“It is only when barrier islands are fixed in place that they are breached and eroded. Prevented from moving, they literally die, shrinking in size and viability…..
“The reason we continue to ‘fix’ coasts only to destroy them is not hard to fathom.

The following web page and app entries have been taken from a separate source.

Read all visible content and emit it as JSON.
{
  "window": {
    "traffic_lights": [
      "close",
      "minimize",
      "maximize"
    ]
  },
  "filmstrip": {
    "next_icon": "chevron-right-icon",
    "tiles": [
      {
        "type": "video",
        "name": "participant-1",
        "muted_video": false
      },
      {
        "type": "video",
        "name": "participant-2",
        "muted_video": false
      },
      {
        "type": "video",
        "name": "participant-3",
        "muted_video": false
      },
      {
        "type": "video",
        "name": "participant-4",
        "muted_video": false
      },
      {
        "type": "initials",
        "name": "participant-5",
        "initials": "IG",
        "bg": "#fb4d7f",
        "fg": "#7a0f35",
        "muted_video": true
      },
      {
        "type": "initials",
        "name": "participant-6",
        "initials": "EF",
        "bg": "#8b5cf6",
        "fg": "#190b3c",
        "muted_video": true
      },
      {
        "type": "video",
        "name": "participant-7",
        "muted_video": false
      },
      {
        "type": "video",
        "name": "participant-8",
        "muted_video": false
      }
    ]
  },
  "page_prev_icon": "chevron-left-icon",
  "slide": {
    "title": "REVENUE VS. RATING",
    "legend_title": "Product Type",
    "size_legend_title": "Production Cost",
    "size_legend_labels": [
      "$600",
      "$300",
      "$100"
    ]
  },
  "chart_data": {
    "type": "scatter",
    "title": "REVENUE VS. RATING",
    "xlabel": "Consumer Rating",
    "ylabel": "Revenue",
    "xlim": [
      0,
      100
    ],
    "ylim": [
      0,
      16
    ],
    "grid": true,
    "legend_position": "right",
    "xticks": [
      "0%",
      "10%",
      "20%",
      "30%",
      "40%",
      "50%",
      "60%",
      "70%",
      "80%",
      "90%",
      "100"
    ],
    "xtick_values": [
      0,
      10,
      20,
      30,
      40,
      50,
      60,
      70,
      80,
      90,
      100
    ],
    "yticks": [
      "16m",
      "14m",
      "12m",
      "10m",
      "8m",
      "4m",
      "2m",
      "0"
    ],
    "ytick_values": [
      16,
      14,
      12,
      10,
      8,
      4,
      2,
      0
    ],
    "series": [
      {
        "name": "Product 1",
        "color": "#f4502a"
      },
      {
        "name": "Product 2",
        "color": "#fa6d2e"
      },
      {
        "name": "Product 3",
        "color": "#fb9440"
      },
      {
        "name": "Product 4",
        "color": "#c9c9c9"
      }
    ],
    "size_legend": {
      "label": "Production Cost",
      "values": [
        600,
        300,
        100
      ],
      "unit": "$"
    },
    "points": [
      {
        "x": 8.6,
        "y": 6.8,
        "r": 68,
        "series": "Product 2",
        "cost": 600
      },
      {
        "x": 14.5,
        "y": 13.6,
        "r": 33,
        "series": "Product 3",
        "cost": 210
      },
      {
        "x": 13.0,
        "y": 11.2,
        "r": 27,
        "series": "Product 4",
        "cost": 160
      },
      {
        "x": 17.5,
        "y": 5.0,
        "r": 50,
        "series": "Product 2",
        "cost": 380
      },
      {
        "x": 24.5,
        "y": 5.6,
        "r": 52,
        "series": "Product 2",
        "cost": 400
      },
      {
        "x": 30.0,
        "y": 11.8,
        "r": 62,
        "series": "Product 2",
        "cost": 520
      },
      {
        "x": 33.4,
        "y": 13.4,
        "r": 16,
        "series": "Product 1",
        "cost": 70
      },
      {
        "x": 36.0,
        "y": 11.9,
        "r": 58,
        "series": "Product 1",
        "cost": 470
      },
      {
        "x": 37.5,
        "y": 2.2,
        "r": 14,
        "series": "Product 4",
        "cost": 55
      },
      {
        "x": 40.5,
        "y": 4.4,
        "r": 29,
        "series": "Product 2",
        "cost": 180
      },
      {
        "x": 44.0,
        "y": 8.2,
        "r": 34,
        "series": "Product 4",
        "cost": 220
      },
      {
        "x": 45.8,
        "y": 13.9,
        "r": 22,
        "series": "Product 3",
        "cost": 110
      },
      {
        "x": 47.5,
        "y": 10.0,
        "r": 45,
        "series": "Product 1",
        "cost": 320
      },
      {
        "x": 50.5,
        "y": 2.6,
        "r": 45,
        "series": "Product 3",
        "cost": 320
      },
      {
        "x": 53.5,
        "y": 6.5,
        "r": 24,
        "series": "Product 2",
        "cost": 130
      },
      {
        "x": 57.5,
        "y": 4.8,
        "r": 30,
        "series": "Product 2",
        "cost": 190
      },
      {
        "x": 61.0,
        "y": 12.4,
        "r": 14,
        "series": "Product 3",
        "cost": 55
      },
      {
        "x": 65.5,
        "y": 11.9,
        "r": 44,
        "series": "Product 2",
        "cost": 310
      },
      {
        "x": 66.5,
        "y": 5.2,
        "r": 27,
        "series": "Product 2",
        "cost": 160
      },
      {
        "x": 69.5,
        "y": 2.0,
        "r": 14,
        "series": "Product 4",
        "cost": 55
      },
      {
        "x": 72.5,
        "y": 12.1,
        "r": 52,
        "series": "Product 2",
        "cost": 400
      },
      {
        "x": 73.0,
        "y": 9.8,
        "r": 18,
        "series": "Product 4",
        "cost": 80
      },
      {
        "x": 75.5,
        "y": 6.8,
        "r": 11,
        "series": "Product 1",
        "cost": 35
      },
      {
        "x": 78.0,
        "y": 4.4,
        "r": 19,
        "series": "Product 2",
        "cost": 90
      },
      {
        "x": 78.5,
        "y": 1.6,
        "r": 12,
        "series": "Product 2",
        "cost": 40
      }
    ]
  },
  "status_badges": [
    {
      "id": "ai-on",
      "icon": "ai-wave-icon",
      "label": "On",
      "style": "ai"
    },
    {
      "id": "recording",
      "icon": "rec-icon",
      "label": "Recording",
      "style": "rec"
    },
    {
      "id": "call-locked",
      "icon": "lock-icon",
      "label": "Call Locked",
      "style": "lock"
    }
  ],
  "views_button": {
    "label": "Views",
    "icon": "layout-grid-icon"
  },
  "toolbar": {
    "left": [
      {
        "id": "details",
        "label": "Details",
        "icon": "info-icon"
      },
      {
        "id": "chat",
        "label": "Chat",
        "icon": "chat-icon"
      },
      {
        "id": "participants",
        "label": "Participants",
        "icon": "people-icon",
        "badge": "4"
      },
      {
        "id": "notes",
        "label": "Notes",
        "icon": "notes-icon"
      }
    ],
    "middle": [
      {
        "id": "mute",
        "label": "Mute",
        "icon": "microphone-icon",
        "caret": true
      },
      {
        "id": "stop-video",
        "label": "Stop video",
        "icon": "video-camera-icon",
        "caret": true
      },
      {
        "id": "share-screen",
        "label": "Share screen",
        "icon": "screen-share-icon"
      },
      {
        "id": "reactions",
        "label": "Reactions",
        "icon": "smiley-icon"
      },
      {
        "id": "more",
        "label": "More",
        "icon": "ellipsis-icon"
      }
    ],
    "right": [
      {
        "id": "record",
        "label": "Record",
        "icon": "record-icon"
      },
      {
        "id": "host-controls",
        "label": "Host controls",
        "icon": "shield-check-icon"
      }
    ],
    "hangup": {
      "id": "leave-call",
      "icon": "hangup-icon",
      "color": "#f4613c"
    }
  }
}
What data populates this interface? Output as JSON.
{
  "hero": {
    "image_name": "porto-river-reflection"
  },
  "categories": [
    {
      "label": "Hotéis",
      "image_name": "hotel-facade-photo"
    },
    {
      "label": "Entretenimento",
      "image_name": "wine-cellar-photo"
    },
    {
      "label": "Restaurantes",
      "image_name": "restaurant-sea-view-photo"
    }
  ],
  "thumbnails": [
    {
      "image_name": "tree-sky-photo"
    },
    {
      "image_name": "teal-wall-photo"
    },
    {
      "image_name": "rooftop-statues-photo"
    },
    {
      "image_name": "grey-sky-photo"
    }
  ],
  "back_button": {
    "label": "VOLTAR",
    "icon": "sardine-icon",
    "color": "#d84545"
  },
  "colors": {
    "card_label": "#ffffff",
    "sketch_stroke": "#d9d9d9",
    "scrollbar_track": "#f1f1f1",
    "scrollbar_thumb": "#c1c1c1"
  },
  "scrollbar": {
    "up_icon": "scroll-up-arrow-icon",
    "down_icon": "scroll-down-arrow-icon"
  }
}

We have allowed people to build right up to the edge of the sea, creating property that for coastal communities in economic decline is the principal tax base.”
– From “The Human Shore: Seacoasts in History” by John R. Gillis (2012)
Posted in Just A Bite | Tagged john r gillis, nc outer banks, the human shore | Leave a Comment »
“North Carolina is a world leader in producing student theses about underwear….
“[One author] begins by saying: ‘Although my name is attached to this thesis I must admit that God has been the true author; because every word, table and figure have only been made possible through Him.’
“She finishes with these words: ‘Of the 67% of respondents that were dissatisfied with underpants, most (35%) wore a size large.’ ”
Posted in Just A Bite | Tagged nc colleges, student theses, underwear | Leave a Comment »